§ **WHAT YOU ARE ASKED TO DO**
Please copy every record below exactly and leave out the pictures.

§ **MATERIAL FOR THE TASK**
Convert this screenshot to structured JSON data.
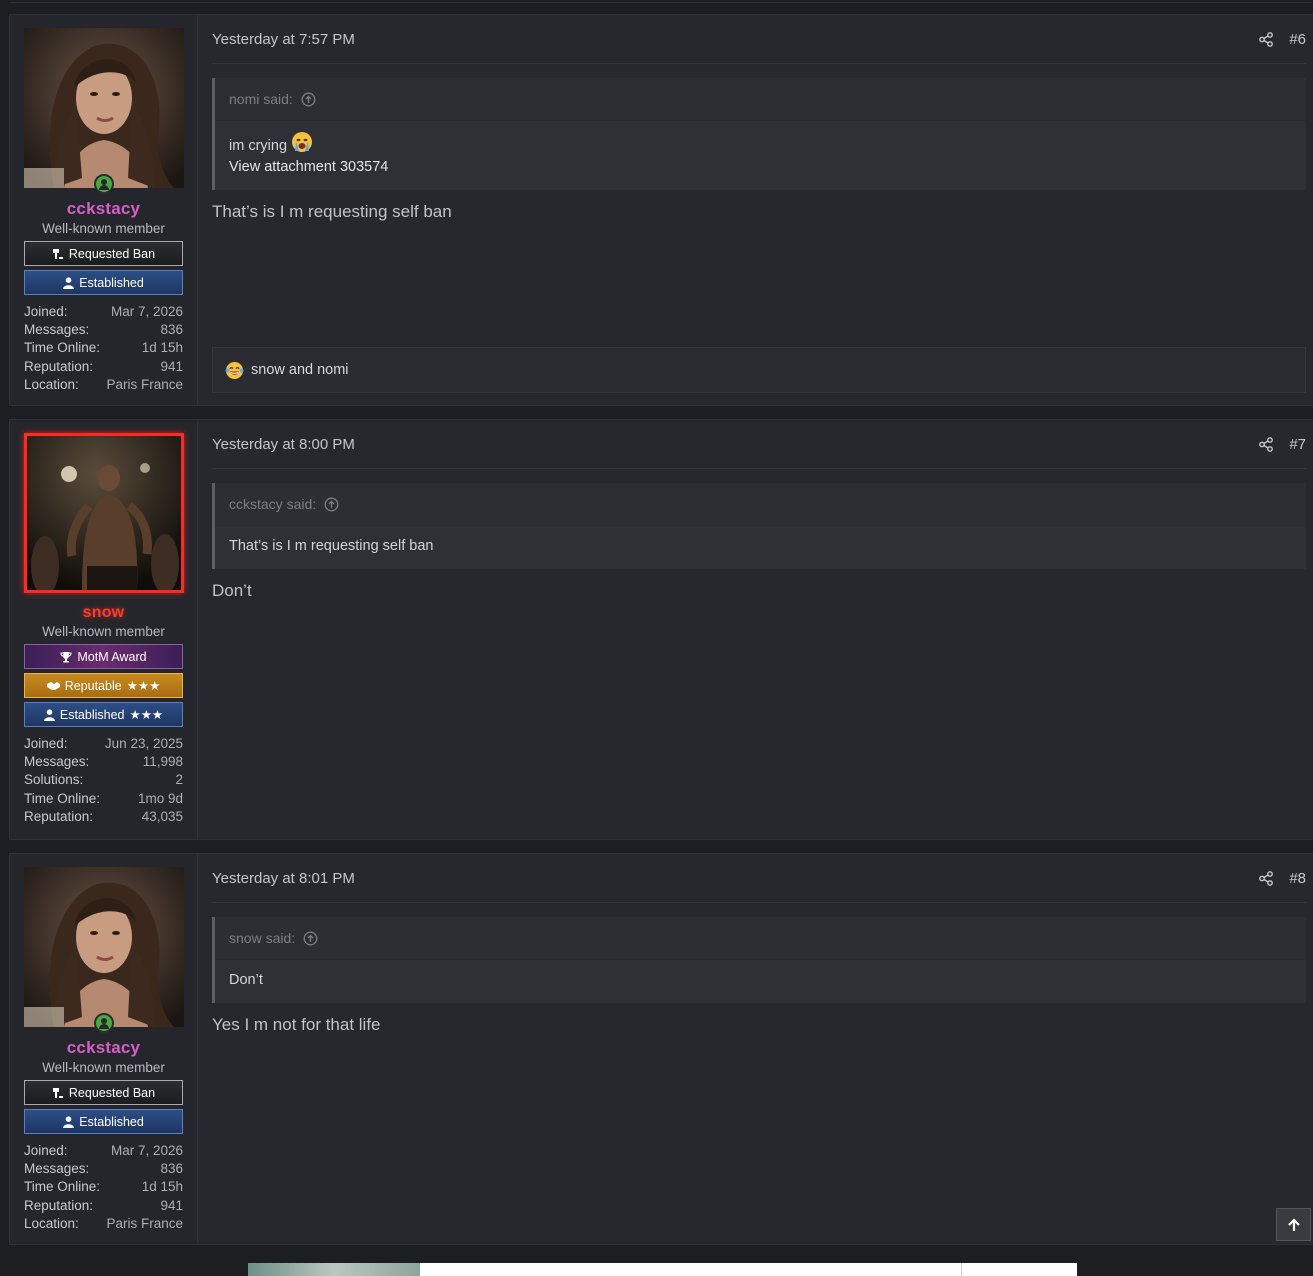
{
  "posts": [
    {
      "user": {
        "name": "cckstacy",
        "title": "Well-known member",
        "banners": [
          "Requested Ban",
          "Established"
        ],
        "stats": [
          {
            "k": "Joined:",
            "v": "Mar 7, 2026"
          },
          {
            "k": "Messages:",
            "v": "836"
          },
          {
            "k": "Time Online:",
            "v": "1d 15h"
          },
          {
            "k": "Reputation:",
            "v": "941"
          },
          {
            "k": "Location:",
            "v": "Paris France"
          }
        ]
      },
      "time": "Yesterday at 7:57 PM",
      "number": "#6",
      "quote": {
        "author": "nomi said:",
        "line1": "im crying",
        "line2": "View attachment 303574"
      },
      "text": "That’s is I m requesting self ban",
      "reactions": "snow and nomi"
    },
    {
      "user": {
        "name": "snow",
        "title": "Well-known member",
        "banners": [
          "MotM Award",
          "Reputable",
          "Established"
        ],
        "stars": "★★★",
        "stats": [
          {
            "k": "Joined:",
            "v": "Jun 23, 2025"
          },
          {
            "k": "Messages:",
            "v": "11,998"
          },
          {
            "k": "Solutions:",
            "v": "2"
          },
          {
            "k": "Time Online:",
            "v": "1mo 9d"
          },
          {
            "k": "Reputation:",
            "v": "43,035"
          }
        ]
      },
      "time": "Yesterday at 8:00 PM",
      "number": "#7",
      "quote": {
        "author": "cckstacy said:",
        "line1": "That’s is I m requesting self ban"
      },
      "text": "Don’t"
    },
    {
      "user": {
        "name": "cckstacy",
        "title": "Well-known member",
        "banners": [
          "Requested Ban",
          "Established"
        ],
        "stats": [
          {
            "k": "Joined:",
            "v": "Mar 7, 2026"
          },
          {
            "k": "Messages:",
            "v": "836"
          },
          {
            "k": "Time Online:",
            "v": "1d 15h"
          },
          {
            "k": "Reputation:",
            "v": "941"
          },
          {
            "k": "Location:",
            "v": "Paris France"
          }
        ]
      },
      "time": "Yesterday at 8:01 PM",
      "number": "#8",
      "quote": {
        "author": "snow said:",
        "line1": "Don’t"
      },
      "text": "Yes I m not for that life"
    }
  ],
  "icons": {
    "share": "share-icon",
    "quote_jump": "arrow-up-circle-icon",
    "online": "online-user-icon",
    "ban": "gavel-icon",
    "user": "user-icon",
    "trophy": "trophy-icon",
    "handshake": "handshake-icon",
    "scroll_top": "arrow-up-icon",
    "crying_emoji": "crying-face-icon",
    "reaction_emoji": "laughing-tears-icon"
  },
  "colors": {
    "username_pink": "#d45fc9",
    "username_red": "#ff3b30",
    "online_green": "#4aa93f",
    "established_blue": "#2d4e86",
    "reputable_gold": "#c98a1e",
    "motm_purple": "#6a2b6e"
  }
}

§ **ANSWER SECTION**
Convert this screenshot to structured JSON data.
{
  "posts": [
    {
      "user": {
        "name": "cckstacy",
        "title": "Well-known member",
        "banners": [
          "Requested Ban",
          "Established"
        ],
        "stats": [
          {
            "k": "Joined:",
            "v": "Mar 7, 2026"
          },
          {
            "k": "Messages:",
            "v": "836"
          },
          {
            "k": "Time Online:",
            "v": "1d 15h"
          },
          {
            "k": "Reputation:",
            "v": "941"
          },
          {
            "k": "Location:",
            "v": "Paris France"
          }
        ]
      },
      "time": "Yesterday at 7:57 PM",
      "number": "#6",
      "quote": {
        "author": "nomi said:",
        "line1": "im crying",
        "line2": "View attachment 303574"
      },
      "text": "That’s is I m requesting self ban",
      "reactions": "snow and nomi"
    },
    {
      "user": {
        "name": "snow",
        "title": "Well-known member",
        "banners": [
          "MotM Award",
          "Reputable",
          "Established"
        ],
        "stars": "★★★",
        "stats": [
          {
            "k": "Joined:",
            "v": "Jun 23, 2025"
          },
          {
            "k": "Messages:",
            "v": "11,998"
          },
          {
            "k": "Solutions:",
            "v": "2"
          },
          {
            "k": "Time Online:",
            "v": "1mo 9d"
          },
          {
            "k": "Reputation:",
            "v": "43,035"
          }
        ]
      },
      "time": "Yesterday at 8:00 PM",
      "number": "#7",
      "quote": {
        "author": "cckstacy said:",
        "line1": "That’s is I m requesting self ban"
      },
      "text": "Don’t"
    },
    {
      "user": {
        "name": "cckstacy",
        "title": "Well-known member",
        "banners": [
          "Requested Ban",
          "Established"
        ],
        "stats": [
          {
            "k": "Joined:",
            "v": "Mar 7, 2026"
          },
          {
            "k": "Messages:",
            "v": "836"
          },
          {
            "k": "Time Online:",
            "v": "1d 15h"
          },
          {
            "k": "Reputation:",
            "v": "941"
          },
          {
            "k": "Location:",
            "v": "Paris France"
          }
        ]
      },
      "time": "Yesterday at 8:01 PM",
      "number": "#8",
      "quote": {
        "author": "snow said:",
        "line1": "Don’t"
      },
      "text": "Yes I m not for that life"
    }
  ],
  "icons": {
    "share": "share-icon",
    "quote_jump": "arrow-up-circle-icon",
    "online": "online-user-icon",
    "ban": "gavel-icon",
    "user": "user-icon",
    "trophy": "trophy-icon",
    "handshake": "handshake-icon",
    "scroll_top": "arrow-up-icon",
    "crying_emoji": "crying-face-icon",
    "reaction_emoji": "laughing-tears-icon"
  },
  "colors": {
    "username_pink": "#d45fc9",
    "username_red": "#ff3b30",
    "online_green": "#4aa93f",
    "established_blue": "#2d4e86",
    "reputable_gold": "#c98a1e",
    "motm_purple": "#6a2b6e"
  }
}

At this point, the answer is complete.